# YOUR INSTRUCTIONS:
List each line of the data that holds the string "Factory", please.

(Web page and app entries)
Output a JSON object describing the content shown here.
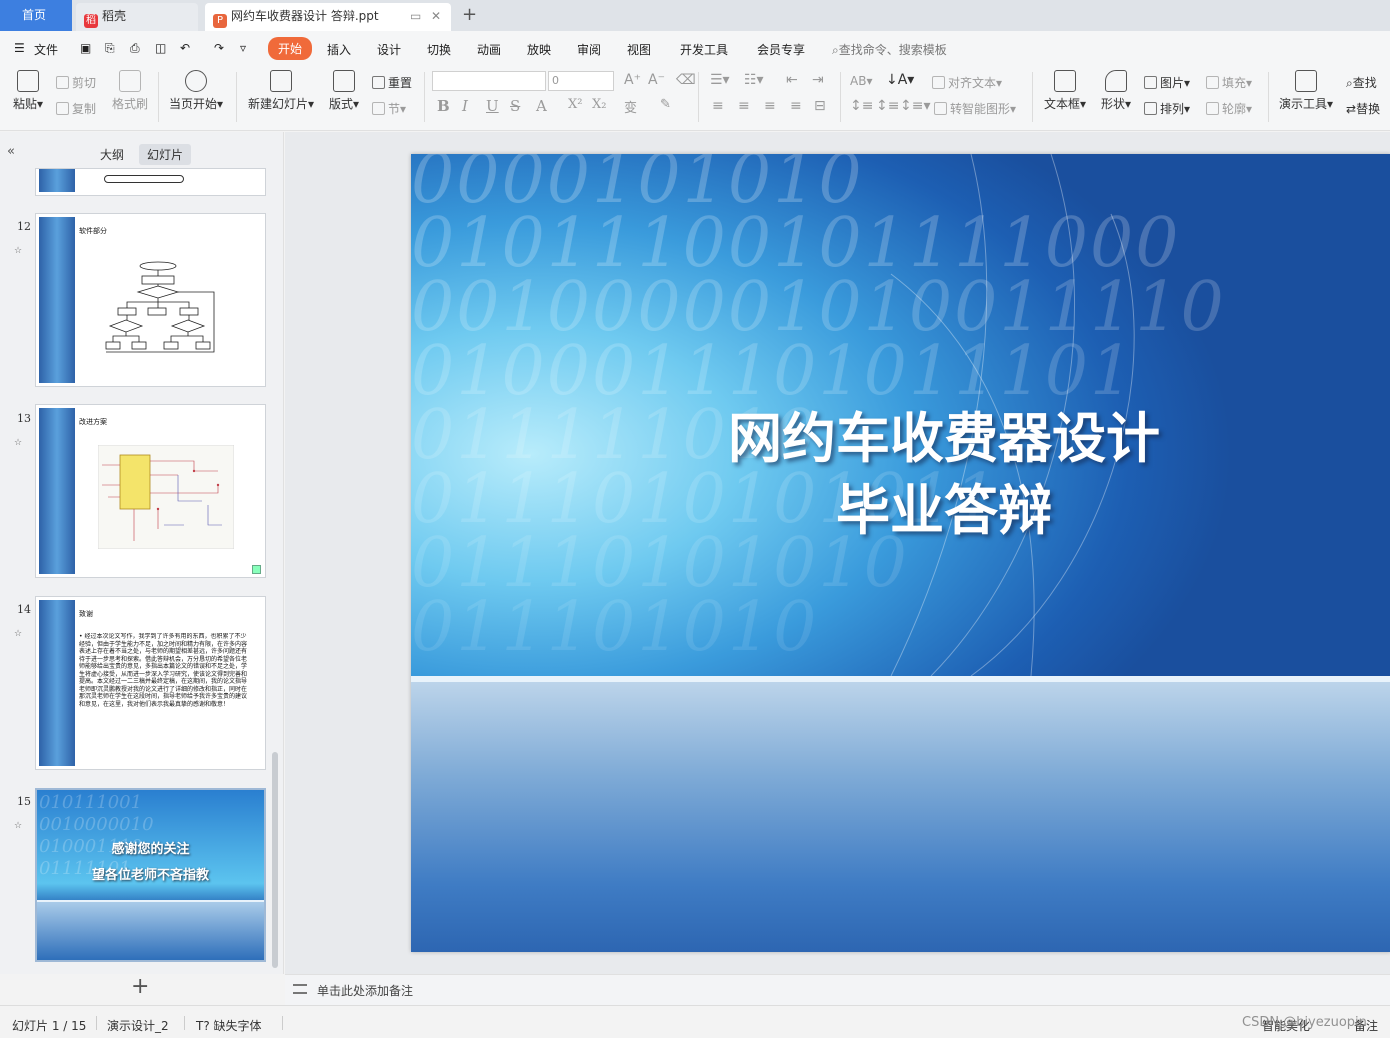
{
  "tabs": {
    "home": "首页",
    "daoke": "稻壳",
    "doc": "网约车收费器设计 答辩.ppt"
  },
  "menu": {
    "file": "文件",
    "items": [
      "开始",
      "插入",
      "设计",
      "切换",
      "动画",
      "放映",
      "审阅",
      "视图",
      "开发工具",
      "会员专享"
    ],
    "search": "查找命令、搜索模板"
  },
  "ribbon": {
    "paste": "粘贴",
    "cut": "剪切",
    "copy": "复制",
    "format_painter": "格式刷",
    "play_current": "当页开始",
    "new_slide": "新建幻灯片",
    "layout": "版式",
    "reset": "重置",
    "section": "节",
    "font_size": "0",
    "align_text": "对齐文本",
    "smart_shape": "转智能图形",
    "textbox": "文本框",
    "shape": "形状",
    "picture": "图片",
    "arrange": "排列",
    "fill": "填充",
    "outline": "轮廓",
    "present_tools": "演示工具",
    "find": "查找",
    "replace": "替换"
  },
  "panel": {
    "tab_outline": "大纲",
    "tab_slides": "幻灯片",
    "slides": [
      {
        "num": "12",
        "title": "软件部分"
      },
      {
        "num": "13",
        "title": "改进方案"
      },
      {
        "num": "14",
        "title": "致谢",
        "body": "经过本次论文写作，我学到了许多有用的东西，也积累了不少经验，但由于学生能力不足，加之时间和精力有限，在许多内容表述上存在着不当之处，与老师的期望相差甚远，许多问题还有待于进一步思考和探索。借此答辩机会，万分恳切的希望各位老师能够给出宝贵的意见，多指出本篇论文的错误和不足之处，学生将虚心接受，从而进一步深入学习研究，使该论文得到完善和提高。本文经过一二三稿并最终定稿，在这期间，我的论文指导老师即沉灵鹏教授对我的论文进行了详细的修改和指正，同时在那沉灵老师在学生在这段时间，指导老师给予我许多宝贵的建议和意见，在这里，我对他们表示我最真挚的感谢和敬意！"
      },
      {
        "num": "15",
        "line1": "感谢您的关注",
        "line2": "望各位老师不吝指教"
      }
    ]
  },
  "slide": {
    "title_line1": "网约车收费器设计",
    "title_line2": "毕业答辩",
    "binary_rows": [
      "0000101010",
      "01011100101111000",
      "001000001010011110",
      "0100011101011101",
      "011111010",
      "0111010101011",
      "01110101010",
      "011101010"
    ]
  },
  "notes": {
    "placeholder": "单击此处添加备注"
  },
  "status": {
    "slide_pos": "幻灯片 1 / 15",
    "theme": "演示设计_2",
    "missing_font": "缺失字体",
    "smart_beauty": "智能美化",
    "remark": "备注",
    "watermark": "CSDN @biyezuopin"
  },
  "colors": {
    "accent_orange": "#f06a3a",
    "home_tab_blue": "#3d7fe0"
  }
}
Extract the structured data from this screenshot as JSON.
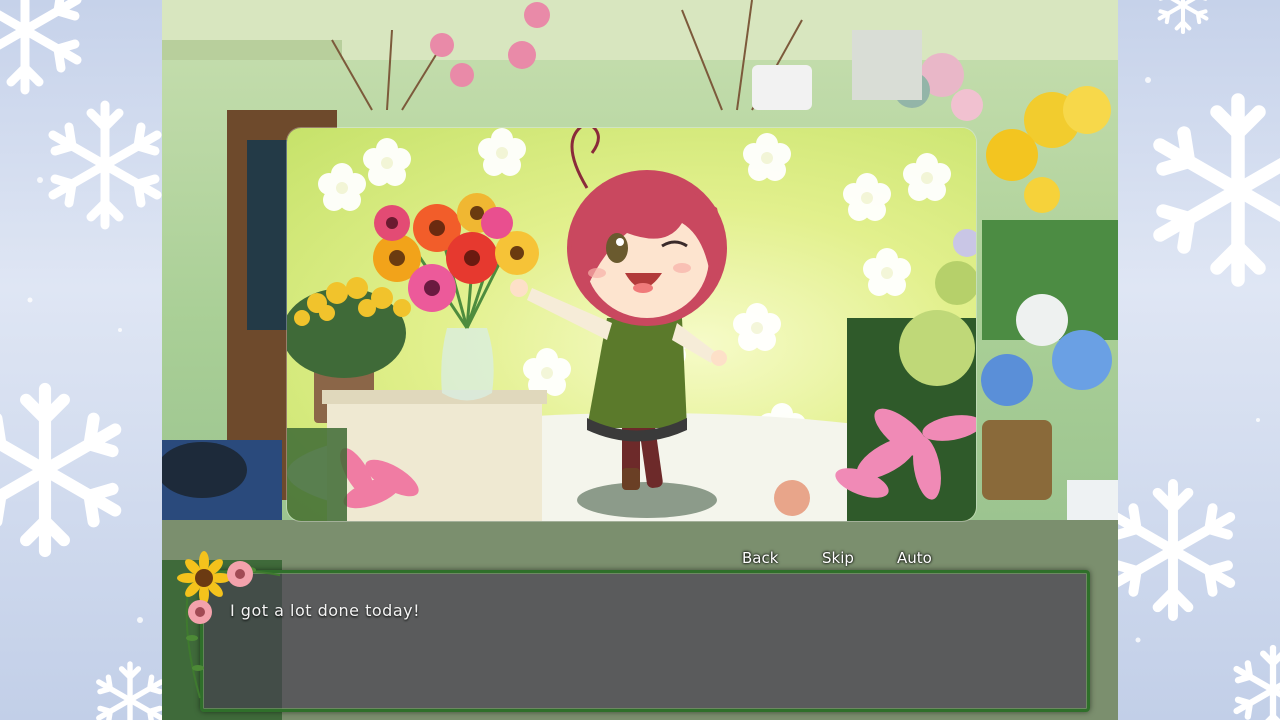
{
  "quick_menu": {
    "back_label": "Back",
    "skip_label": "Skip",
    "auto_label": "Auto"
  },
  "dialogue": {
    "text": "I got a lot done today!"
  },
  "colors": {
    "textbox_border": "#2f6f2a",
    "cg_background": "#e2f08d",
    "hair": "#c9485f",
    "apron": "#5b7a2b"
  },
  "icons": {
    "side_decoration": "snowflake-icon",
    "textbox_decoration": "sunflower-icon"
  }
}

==

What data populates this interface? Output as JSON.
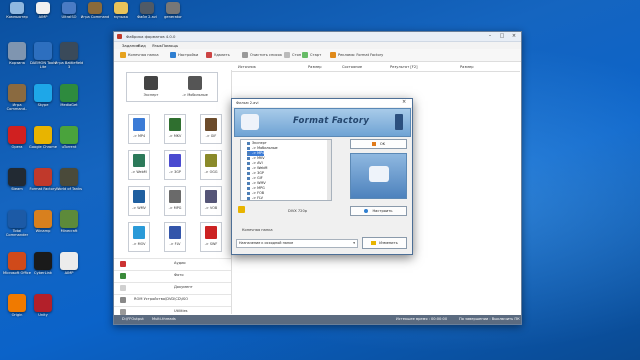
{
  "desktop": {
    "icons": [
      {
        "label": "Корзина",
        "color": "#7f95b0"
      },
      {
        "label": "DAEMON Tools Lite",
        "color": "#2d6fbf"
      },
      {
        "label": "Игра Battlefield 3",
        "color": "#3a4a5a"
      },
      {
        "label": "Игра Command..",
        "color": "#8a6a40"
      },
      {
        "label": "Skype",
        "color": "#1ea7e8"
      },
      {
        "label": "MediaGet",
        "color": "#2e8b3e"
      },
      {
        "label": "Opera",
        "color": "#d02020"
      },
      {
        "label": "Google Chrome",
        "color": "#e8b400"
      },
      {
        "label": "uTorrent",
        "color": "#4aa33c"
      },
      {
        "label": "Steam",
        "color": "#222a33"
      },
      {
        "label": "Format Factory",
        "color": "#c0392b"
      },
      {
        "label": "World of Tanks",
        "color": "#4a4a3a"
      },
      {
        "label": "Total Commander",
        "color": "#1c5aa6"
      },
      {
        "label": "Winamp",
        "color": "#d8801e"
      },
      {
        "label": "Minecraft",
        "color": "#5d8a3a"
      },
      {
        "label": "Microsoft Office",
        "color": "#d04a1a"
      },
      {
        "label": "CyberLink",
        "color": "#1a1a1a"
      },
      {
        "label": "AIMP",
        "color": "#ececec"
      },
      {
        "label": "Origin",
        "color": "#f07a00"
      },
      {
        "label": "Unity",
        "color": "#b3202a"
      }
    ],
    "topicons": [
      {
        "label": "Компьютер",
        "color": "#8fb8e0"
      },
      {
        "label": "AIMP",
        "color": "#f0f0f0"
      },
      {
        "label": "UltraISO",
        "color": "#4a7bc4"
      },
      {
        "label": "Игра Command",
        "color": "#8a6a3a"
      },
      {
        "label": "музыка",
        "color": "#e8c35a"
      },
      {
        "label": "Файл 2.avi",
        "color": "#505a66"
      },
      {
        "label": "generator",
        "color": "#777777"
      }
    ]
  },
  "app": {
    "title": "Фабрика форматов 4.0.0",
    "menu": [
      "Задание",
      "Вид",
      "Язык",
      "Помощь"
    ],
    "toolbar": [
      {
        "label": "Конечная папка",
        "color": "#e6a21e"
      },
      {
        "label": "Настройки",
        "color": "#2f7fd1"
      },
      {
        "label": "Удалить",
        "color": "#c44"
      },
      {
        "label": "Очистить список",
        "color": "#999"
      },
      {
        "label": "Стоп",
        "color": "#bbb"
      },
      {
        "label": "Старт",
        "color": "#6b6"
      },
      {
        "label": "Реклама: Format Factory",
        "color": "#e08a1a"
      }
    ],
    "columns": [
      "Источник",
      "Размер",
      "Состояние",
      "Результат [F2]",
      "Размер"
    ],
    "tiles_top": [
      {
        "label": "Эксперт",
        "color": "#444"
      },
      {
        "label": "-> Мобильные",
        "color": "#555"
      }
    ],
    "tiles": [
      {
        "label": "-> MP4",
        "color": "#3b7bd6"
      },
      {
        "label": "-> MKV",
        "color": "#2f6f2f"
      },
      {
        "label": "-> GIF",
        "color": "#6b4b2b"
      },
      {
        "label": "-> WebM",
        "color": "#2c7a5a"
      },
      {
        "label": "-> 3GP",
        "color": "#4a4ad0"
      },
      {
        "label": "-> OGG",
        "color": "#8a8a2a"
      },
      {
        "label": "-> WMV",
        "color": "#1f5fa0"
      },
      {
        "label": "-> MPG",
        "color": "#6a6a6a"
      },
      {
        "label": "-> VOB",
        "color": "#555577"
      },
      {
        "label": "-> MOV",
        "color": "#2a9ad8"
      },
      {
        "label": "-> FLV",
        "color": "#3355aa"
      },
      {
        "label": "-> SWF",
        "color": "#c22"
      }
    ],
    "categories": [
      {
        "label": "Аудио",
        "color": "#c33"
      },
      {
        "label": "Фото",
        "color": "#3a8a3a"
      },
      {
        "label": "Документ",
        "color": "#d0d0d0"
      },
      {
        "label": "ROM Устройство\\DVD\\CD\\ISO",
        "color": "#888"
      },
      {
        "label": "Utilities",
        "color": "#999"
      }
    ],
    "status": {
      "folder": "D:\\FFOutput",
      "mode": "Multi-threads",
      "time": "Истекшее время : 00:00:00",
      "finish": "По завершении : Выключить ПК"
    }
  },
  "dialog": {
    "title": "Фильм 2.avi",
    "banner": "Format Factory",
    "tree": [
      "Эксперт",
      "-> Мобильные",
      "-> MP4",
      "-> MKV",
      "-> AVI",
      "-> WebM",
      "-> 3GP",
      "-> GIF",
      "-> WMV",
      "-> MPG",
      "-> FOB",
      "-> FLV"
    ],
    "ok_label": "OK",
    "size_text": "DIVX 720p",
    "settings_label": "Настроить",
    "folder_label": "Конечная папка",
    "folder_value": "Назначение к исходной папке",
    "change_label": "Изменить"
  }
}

# PROBLEM SOLUTION:
        "label": "Format Factory",
        "label": "Реклама: Format Factory",
    "banner": "Format Factory",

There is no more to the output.